(Task inputs)

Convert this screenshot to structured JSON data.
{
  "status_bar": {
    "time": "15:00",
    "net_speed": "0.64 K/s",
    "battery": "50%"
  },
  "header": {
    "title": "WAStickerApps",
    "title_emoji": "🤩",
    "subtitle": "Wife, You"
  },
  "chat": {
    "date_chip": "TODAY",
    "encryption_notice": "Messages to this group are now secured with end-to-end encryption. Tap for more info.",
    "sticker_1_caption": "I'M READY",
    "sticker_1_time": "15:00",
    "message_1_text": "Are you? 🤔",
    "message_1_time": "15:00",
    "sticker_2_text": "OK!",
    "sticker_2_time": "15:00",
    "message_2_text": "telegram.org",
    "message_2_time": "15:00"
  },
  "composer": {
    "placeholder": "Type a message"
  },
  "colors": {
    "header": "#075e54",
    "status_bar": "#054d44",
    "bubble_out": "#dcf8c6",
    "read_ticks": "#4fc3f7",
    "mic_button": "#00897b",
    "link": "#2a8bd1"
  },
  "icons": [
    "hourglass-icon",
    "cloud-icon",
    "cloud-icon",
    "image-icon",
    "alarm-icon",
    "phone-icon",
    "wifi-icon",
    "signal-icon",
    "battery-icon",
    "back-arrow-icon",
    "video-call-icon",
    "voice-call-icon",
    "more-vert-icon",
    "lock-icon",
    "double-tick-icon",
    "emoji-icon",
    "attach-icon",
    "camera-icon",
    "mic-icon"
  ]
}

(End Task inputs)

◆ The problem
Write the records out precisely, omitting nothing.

◆ Response to this exercise
Convert this screenshot to structured JSON data.
{
  "status_bar": {
    "time": "15:00",
    "net_speed": "0.64 K/s",
    "battery": "50%"
  },
  "header": {
    "title": "WAStickerApps",
    "title_emoji": "🤩",
    "subtitle": "Wife, You"
  },
  "chat": {
    "date_chip": "TODAY",
    "encryption_notice": "Messages to this group are now secured with end-to-end encryption. Tap for more info.",
    "sticker_1_caption": "I'M READY",
    "sticker_1_time": "15:00",
    "message_1_text": "Are you? 🤔",
    "message_1_time": "15:00",
    "sticker_2_text": "OK!",
    "sticker_2_time": "15:00",
    "message_2_text": "telegram.org",
    "message_2_time": "15:00"
  },
  "composer": {
    "placeholder": "Type a message"
  },
  "colors": {
    "header": "#075e54",
    "status_bar": "#054d44",
    "bubble_out": "#dcf8c6",
    "read_ticks": "#4fc3f7",
    "mic_button": "#00897b",
    "link": "#2a8bd1"
  },
  "icons": [
    "hourglass-icon",
    "cloud-icon",
    "cloud-icon",
    "image-icon",
    "alarm-icon",
    "phone-icon",
    "wifi-icon",
    "signal-icon",
    "battery-icon",
    "back-arrow-icon",
    "video-call-icon",
    "voice-call-icon",
    "more-vert-icon",
    "lock-icon",
    "double-tick-icon",
    "emoji-icon",
    "attach-icon",
    "camera-icon",
    "mic-icon"
  ]
}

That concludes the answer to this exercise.